Otherwise, the Fonepad uses Android 4.1 Jelly Bean – not the latest version, but close enough – and Asus hasn’t gone bonkers with skins or enhancements. Between the Asus Studio photo manager, the Asus Story album-maker, the BuddyBuzz social networking app and the SuperNote Lite note taking app, there are quite a few pre-installed apps that either duplicate default Android apps or provide a second-rate alternative to more popular apps, but these are easily removed if you don’t want them. And with the Floating App feature (see the image above) you can run a small selection of apps as a widget on top of the home screen or another app, allowing you to check your email while you’re browsing, or look at notes while you work on an Office document (although there is no Office suite pre-installed).

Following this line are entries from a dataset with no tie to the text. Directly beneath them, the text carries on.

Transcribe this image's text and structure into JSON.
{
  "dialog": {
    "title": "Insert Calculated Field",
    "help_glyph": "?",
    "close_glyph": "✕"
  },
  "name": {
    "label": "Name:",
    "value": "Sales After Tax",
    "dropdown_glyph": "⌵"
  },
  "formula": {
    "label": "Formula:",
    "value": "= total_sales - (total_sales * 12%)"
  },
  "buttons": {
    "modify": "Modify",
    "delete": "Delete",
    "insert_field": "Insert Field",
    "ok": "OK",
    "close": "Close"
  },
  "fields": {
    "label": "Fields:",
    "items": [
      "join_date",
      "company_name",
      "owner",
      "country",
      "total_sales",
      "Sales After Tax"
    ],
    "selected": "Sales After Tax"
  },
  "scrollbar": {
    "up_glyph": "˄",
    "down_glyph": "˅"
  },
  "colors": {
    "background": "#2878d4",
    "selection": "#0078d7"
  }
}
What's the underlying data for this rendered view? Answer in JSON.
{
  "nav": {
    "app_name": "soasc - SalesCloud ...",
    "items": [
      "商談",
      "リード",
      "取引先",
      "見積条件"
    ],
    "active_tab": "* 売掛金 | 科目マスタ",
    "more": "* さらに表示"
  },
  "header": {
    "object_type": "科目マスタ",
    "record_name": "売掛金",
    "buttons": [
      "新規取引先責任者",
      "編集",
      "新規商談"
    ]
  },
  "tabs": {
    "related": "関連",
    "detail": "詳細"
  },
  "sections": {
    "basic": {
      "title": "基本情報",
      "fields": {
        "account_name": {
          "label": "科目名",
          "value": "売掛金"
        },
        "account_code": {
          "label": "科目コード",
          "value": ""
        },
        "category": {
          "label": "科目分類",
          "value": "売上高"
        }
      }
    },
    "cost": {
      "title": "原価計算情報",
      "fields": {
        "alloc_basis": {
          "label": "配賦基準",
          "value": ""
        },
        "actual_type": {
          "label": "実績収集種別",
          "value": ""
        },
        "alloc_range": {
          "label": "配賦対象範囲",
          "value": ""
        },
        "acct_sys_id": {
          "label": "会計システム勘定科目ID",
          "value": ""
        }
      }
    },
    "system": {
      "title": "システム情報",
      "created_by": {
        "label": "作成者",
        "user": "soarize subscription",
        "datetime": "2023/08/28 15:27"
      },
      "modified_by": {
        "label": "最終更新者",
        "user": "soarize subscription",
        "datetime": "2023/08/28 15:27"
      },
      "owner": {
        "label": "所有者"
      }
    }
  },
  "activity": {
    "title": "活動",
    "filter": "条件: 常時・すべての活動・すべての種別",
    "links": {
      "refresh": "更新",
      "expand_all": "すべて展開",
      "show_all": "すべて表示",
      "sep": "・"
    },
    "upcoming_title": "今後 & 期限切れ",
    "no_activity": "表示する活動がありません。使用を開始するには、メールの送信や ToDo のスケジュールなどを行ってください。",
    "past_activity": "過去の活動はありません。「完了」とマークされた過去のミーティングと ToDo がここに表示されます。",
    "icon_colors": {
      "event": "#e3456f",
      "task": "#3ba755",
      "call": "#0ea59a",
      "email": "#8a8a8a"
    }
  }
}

Where the Nexus 7 was based on an Nvidia Tegra 3 SoC, the Fonepad comes packing an Intel Atom Z2420 clocked at 1.2GHz, accompanied by 1GB of RAM. In general use it’s fast enough, and there’s no noticeable slowdown when opening and running apps. HD video plays smoothly and games like Need for Speed: Most Wanted and Rayman Legends run without a hitch. That said, we couldn’t persuade the demanding T-Rex tests in GFXBench 2.7 to run, and the score of 552 points in Geekbench 2 is pretty pitiful; the kind of result you’d see from a first-generation Android tablet. That doesn’t mean that the Fonepad isn’t a solid performer in everyday use, but don’t go in expecting a powerhouse.
In some territories the Fonepad ships with a rear-facing camera, but here in the UK we have to settle for a 1.2-megapixel front-facing effort. Given the general uselessness of most tablet cameras this isn’t something I’d necessarily worry about, though it might worry you if you’re planning to use the Fonepad as your tablet and your phone. The front-facing camera isn’t too bad. It overexposes slightly, but it copes reasonably well with poor lighting and should suffice for Google Hangout video calls and the like.
Battery life is excellent. I used the Padfone off and on for a day, checking email, browsing the web, watching an episode of Justified and playing games for twenty minutes, and it still had over 60 per cent capacity on the gauge as midnight approached; something I couldn’t say for a lot of smartphones. 40 minutes of video playback only knocked 6 per cent off the meter, so you could easily be looking at 11 hours plus of heavy use. Throw in power management features that turn off Wi-Fi while in standby or vary the screen brightness according to the app, and you could stretch a charge out even further.
The Asus Fonepad will be a brilliant Android tablet for many business and home users. In most areas it matches the Google Nexus 7 and in some key areas – like battery life and expandability – the Fonepad outperforms it. This device’s real ace, however, is its built-in mobile connectivity. Get yourself a cheap data deal, and you have a tablet that can handle email and Internet on the move at a much lower price than the equivalent Nexus 7 3G, Galaxy Note 8.0 or iPad mini. It’s a shame that the mediocre performance levels put a slight dent in the proceedings, but if you’re looking for a tablet for work or staying in touch, then this is one of the most practical 7in devices money can buy.
Manufacturer and Model
1.2GHz Intel Atom Z2420
7in 1280 x 800 IPS
MicroUSB, headphone, microSIM
16WHr Lithium Polymer
Size and weight
196 x 120 x 10.4mm, 340g